The EU’s border agency Frontex said it had detected 124,000 illegal crossings into the bloc in 2020 compared, a 13-point reduction.

But the figures disguised an even sharper 76% drop in crossings into Greece and Bulgaria via Turkey, a route widely used by refugees from Syria, Iraq and Afghanistan in previous years.

Frontex said fewer women and children had attempted to enter in 2020.

“Men accounted for a much larger share of the total number of irregular migrants arriving in Europe last year, with women making up fewer than one in ten,” the agency said.

“A year ago, women accounted for one of every four.
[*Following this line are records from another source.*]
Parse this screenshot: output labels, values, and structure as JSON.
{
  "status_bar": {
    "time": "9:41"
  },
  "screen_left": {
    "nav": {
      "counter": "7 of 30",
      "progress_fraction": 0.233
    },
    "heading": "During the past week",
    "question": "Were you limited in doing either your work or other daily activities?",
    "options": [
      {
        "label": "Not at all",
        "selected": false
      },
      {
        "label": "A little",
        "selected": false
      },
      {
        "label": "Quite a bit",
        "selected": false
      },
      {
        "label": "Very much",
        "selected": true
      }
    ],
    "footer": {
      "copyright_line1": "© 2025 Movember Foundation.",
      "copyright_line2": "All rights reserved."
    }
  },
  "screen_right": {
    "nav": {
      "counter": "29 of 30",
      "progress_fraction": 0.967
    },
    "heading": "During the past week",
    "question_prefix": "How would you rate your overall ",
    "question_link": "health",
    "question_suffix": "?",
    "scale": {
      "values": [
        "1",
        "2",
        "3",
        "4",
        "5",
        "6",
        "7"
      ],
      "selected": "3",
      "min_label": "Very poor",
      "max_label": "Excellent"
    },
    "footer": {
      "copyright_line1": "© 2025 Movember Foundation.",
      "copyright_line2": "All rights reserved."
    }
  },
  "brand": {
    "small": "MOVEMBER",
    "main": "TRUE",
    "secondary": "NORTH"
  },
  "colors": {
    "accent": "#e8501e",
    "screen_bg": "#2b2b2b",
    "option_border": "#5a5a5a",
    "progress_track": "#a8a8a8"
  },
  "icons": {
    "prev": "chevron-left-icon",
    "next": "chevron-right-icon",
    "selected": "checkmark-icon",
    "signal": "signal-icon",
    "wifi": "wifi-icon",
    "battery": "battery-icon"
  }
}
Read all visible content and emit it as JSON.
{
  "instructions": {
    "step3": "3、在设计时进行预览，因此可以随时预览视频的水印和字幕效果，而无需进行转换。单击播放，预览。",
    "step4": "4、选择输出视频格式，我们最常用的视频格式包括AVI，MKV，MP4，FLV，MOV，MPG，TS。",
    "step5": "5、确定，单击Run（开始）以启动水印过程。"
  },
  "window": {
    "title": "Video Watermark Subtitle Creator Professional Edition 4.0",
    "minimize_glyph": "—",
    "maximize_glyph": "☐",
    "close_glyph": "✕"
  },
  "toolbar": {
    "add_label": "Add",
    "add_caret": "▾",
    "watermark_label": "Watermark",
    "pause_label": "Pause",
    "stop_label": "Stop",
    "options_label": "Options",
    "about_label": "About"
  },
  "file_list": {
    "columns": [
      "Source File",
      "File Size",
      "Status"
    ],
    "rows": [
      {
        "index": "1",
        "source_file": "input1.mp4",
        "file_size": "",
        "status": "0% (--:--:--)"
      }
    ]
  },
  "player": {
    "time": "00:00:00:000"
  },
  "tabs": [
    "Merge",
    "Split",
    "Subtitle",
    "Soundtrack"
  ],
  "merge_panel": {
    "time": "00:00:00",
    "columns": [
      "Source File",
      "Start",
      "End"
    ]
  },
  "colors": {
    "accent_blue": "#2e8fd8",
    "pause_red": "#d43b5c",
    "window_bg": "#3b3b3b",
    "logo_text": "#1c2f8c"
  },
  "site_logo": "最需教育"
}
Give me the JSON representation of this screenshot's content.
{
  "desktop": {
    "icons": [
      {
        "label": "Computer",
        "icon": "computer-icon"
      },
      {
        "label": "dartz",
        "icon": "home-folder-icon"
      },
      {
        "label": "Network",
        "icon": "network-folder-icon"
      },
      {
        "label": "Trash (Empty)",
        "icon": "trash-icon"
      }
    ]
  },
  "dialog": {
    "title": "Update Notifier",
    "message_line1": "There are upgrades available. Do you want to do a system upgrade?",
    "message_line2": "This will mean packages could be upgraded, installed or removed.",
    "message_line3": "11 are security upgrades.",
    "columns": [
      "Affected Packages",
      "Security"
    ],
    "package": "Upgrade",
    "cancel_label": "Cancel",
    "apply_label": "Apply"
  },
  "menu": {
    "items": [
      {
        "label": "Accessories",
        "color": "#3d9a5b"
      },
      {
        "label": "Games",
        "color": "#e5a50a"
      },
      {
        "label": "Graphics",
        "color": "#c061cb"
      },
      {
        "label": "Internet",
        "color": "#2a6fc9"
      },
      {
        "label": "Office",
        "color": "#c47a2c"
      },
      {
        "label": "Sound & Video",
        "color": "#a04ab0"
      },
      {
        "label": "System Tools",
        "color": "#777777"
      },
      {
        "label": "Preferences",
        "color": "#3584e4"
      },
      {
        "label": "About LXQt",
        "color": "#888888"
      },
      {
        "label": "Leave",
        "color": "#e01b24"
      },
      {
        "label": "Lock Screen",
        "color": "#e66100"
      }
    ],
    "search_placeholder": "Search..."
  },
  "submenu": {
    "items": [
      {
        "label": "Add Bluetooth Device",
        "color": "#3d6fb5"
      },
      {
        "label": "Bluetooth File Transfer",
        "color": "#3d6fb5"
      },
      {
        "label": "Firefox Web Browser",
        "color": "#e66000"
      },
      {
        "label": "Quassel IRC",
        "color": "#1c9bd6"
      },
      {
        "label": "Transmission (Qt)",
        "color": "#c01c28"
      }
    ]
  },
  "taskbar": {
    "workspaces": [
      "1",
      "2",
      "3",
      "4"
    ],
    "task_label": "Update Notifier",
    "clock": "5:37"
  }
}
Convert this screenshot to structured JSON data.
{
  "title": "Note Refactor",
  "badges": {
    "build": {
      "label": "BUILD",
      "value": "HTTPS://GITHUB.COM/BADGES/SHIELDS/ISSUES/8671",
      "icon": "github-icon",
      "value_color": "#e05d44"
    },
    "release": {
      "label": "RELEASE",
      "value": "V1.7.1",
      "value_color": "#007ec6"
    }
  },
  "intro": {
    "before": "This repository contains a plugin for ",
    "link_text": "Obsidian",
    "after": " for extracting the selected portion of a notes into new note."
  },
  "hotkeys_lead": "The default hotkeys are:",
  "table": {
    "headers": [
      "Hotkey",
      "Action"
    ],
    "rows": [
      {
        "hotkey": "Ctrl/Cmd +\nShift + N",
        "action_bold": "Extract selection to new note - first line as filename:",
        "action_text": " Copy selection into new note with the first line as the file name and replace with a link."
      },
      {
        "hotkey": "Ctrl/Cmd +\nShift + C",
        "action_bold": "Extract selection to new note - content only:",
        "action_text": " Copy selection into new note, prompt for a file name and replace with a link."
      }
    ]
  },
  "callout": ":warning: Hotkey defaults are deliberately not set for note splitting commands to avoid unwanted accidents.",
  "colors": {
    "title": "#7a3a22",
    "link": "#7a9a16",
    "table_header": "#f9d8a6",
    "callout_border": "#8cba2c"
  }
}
The share of children detected last year also fell.”

Frontex
Crossings have fallen overall, but risen sharply on some routesFrontex

There was a sharp increase in the number of migrants using the southern Mediterranean route from north African countries.

Frontex said the increase in departures from Tunisia had been “stark” in 2020, but that slightly more migrants had departed from Libya.

There was also over 22,600 arrivals — a record figure — on the Canary Islands, the Spanish territory off the coast of West Africa.

It’s the highest level since Frontex began keeping records in 2009.

“Smugglers often used large fishing vessels capable of carrying a larger number of people that departed from West African countries such as Mauritania, Senegal and the Gambia,” the agency said.